More Plants & Animals News

Sunday, November 23, 2014

Featured Research

from universities, journals, and other organizations


Featured Videos

from AP, Reuters, AFP, and other news services

Anglerfish Rarely Seen In Its Habitat Will Haunt You

Anglerfish Rarely Seen In Its Habitat Will Haunt You

Newsy (Nov. 22, 2014) For the first time Monterey Bay Aquarium recorded a video of the elusive, creepy and rarely seen anglerfish. Video provided by Newsy
Powered by NewsLook.com
Birds Around the World Take Flight

Birds Around the World Take Flight

Reuters - Light News Video Online (Nov. 22, 2014) An imperial eagle equipped with a camera spreads its wings over London. It's just one of the many birds making headlines in this week's "animal roundup". Jillian Kitchener reports. Video provided by Reuters
Powered by NewsLook.com
Could Your Genes Be The Reason You're Single?

Could Your Genes Be The Reason You're Single?

Newsy (Nov. 21, 2014) Researchers in Beijing discovered a gene called 5-HTA1, and carriers are reportedly 20 percent more likely to be single. Video provided by Newsy
Powered by NewsLook.com
Raw: Baby Okapi Born at Houston Zoo

Raw: Baby Okapi Born at Houston Zoo

AP (Nov. 20, 2014) The Houston Zoo released video of a male baby okapi. Okapis, also known as the "forest giraffe", are native to the Democratic Republic of the Congo in Central Africa. Video is mute from source. (Nov. 20) Video provided by AP
Powered by NewsLook.com

Search ScienceDaily

Number of stories in archives: 140,361

Find with keyword(s):
Enter a keyword or phrase to search ScienceDaily for related topics and research stories.

Save/Print:
Share:

Breaking News:

Strange & Offbeat Stories


Plants & Animals

Earth & Climate

Fossils & Ruins

In Other News

... from NewsDaily.com

Science News

Health News

Environment News

Technology News



Save/Print:
Share:

Free Subscriptions


Get the latest science news with ScienceDaily's free email newsletters, updated daily and weekly. Or view hourly updated newsfeeds in your RSS reader:

Get Social & Mobile
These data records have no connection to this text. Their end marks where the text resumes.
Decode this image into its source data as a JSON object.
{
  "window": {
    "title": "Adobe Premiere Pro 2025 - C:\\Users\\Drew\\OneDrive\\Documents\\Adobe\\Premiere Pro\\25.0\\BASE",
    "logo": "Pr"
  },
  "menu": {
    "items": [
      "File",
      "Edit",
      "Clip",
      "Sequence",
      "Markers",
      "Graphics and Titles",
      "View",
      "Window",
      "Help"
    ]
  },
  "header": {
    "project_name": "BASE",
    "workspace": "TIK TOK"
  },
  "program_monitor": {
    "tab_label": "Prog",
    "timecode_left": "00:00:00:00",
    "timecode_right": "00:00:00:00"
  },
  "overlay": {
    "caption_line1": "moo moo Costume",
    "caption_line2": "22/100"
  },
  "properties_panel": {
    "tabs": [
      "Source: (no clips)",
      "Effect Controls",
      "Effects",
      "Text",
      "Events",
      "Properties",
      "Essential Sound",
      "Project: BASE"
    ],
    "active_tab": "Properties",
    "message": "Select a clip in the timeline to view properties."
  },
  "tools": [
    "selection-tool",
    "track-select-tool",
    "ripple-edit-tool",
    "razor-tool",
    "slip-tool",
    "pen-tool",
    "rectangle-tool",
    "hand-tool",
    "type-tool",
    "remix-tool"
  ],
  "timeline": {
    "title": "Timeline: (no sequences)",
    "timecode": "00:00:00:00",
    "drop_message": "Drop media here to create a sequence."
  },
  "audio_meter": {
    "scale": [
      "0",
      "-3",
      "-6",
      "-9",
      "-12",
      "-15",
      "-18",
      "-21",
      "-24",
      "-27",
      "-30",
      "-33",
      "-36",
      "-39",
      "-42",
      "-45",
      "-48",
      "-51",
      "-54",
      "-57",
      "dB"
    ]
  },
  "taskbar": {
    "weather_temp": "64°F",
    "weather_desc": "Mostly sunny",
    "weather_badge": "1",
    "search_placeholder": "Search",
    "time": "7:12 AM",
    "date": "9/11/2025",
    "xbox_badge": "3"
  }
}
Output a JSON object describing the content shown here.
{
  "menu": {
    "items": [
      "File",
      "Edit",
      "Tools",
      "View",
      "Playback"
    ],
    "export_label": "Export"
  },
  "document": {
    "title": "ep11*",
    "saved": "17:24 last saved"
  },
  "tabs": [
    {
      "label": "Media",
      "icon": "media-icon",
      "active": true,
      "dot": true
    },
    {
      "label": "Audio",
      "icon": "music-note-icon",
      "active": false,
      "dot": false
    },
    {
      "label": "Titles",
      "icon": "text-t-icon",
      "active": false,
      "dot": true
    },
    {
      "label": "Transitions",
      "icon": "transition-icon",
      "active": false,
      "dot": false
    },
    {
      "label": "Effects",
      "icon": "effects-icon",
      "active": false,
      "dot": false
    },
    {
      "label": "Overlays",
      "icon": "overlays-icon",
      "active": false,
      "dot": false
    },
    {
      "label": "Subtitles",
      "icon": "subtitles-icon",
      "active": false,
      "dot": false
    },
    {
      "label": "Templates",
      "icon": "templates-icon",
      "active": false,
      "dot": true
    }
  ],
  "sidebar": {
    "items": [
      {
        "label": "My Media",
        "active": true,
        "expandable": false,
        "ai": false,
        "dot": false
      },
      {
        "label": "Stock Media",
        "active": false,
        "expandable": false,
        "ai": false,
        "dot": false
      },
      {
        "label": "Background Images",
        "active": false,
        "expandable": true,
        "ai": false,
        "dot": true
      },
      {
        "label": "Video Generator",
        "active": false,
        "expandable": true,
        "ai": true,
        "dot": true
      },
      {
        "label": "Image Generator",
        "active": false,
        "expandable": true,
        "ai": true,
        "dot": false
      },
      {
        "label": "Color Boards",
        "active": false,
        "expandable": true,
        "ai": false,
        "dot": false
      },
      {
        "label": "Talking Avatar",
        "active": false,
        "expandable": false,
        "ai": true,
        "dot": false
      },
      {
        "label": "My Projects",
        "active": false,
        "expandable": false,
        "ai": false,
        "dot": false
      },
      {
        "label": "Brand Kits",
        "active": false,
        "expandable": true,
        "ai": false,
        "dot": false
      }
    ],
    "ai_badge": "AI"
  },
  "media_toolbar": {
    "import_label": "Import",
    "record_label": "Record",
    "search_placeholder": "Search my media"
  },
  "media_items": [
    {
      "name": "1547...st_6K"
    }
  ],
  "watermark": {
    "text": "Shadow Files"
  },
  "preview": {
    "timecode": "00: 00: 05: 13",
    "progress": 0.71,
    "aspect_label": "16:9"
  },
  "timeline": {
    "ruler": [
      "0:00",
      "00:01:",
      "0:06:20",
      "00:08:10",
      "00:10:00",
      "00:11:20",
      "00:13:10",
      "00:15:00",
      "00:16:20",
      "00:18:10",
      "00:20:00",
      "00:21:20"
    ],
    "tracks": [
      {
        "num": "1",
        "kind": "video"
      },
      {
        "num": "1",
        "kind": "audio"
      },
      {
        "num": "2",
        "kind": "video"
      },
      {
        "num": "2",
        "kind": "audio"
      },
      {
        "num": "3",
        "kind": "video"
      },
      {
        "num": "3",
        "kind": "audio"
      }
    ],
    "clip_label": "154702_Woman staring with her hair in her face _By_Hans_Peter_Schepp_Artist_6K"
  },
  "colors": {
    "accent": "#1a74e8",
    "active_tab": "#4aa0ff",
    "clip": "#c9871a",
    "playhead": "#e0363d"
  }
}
Keep up to date with the latest news from ScienceDaily via social networks and mobile apps:

Have Feedback?


Tell us what you think of ScienceDaily -- we welcome both positive and negative comments. Have any problems using the site? Questions?
Mobile: iPhone Android Web
Follow: Facebook Twitter Google+
Subscribe: RSS Feeds Email Newsletters
Latest Headlines Health & Medicine Mind & Brain Space & Time Matter & Energy Computers & Math Plants & Animals Earth & Climate Fossils & Ruins